L.A. Repertory and Offbeat: Every career has its ups and downs, and you might think that a filmmaker like Steven Spielberg, who's made some of the most commercially successful and critically lauded films of all time — many of them the same movies — would try to forget misfires like 1941, the shambling, uneasy star-studded World War II comedy he made in 1979. Though it at least recovered its costs, the film was a punching bag for critics and has been ungenerously remembered as a flop. Still, 1941 has enjoyed a healthy cult reputation, and growing fan base, over the years. After it was pruned for theatrical release, Spielberg's preferred cut of the film made it to home video, and a recent restoration of that longer version for Blu-ray release led the director to request that the film be once again be made available for exhibition, according to the Los Angeles TimesThis Sunday's screening at the Egyptian Theatre represents the world premiere of the film's "extended edition." Actors Tim Matheson, Nancy Allen and Dianne Kay are slated to attend along with producer Buzz Feitshans, miniatures supervisor Gregory Jein and co-screenwriter Bob Gale.

Trailer NSFW.
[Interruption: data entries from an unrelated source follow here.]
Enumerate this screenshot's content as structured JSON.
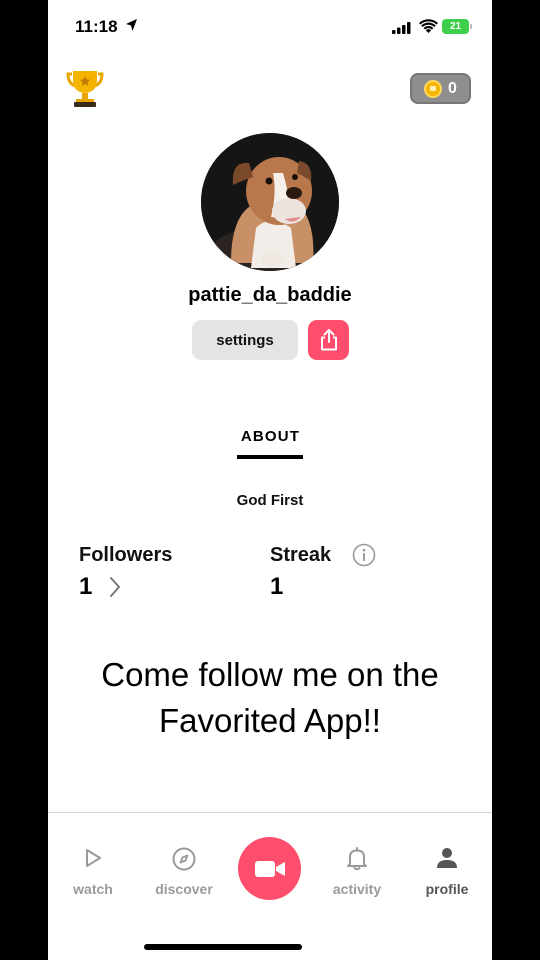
{
  "status": {
    "time": "11:18",
    "battery": "21"
  },
  "header": {
    "coins": "0"
  },
  "profile": {
    "username": "pattie_da_baddie",
    "settings_label": "settings",
    "about_label": "ABOUT",
    "bio": "God First",
    "followers_label": "Followers",
    "followers_count": "1",
    "streak_label": "Streak",
    "streak_count": "1"
  },
  "promo": {
    "line1": "Come follow me on the",
    "line2": "Favorited App!!"
  },
  "tabs": [
    {
      "label": "watch",
      "icon": "play-icon"
    },
    {
      "label": "discover",
      "icon": "compass-icon"
    },
    {
      "label": "",
      "icon": "video-camera-icon"
    },
    {
      "label": "activity",
      "icon": "bell-icon"
    },
    {
      "label": "profile",
      "icon": "person-icon"
    }
  ],
  "colors": {
    "accent": "#ff4d6d",
    "battery": "#3ecf4a",
    "coin": "#f5b400"
  }
}
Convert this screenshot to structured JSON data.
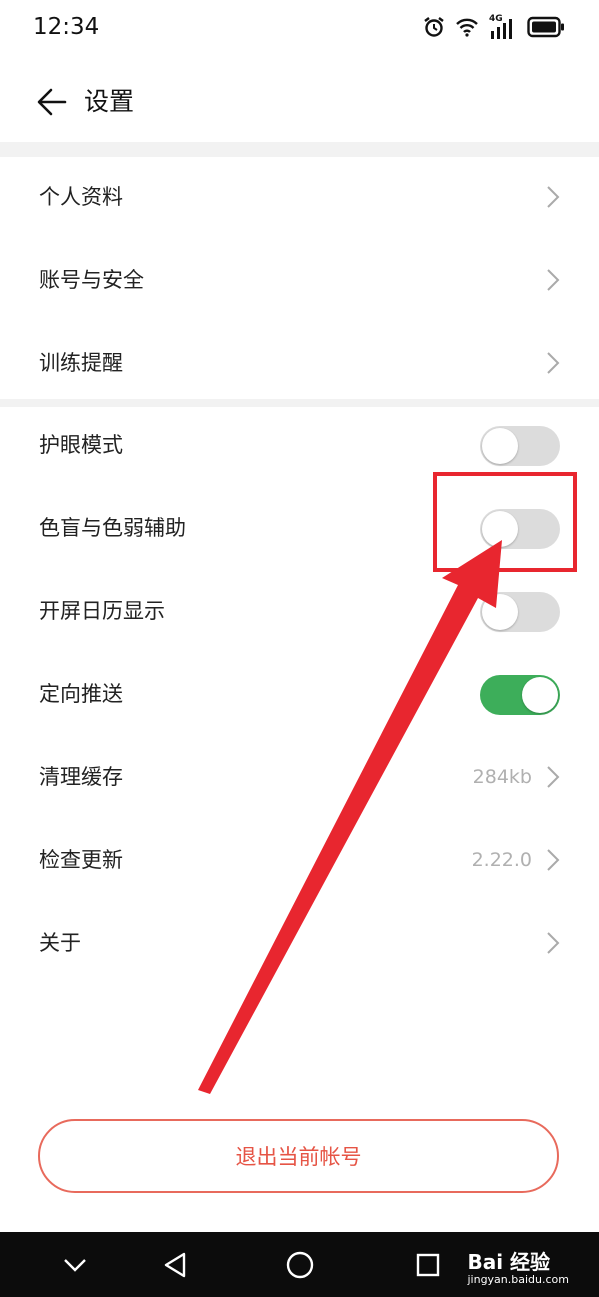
{
  "status_bar": {
    "time": "12:34",
    "network": "4G"
  },
  "header": {
    "title": "设置"
  },
  "settings_group_1": [
    {
      "label": "个人资料"
    },
    {
      "label": "账号与安全"
    },
    {
      "label": "训练提醒"
    }
  ],
  "settings_group_2": [
    {
      "label": "护眼模式",
      "toggle": "off"
    },
    {
      "label": "色盲与色弱辅助",
      "toggle": "off"
    },
    {
      "label": "开屏日历显示",
      "toggle": "off"
    },
    {
      "label": "定向推送",
      "toggle": "on"
    },
    {
      "label": "清理缓存",
      "value": "284kb"
    },
    {
      "label": "检查更新",
      "value": "2.22.0"
    },
    {
      "label": "关于"
    }
  ],
  "logout_button": "退出当前帐号",
  "watermark": {
    "logo": "Bai 经验",
    "url": "jingyan.baidu.com"
  },
  "colors": {
    "accent_red": "#e65445",
    "toggle_on": "#3dae5a",
    "toggle_off": "#dcdcdc",
    "annotation": "#e8262f"
  }
}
New York Repertory and Offbeat: Fans of giallo, that Italian subgenre of often-gory and/or erotic murder mysteries, already know the Anthology Film Archives kicks off its new film series The Killer Must Kill Again!: Giallo Fever, Part 2 this weekend with tonight's screening's of 35mm prints of director Dario Argento's classic thriller Tenebrae and Mario Bava's hugely influential 1971 slasher film A Bay of Blood. Meanwhile, even though we covered the ongoing Required Viewing: Mad Men's Movie Influences film series at the Museum of the Moving Image in Queens last week, it's worth pointing out Saturday afternoon's screening of a rare 35mm IB Technicolor print of Alfred Hitchcock's Vertigo, which recently deposed Citizen Kane on top of the influential Sight & Sound critics' poll of the greatest films ever made.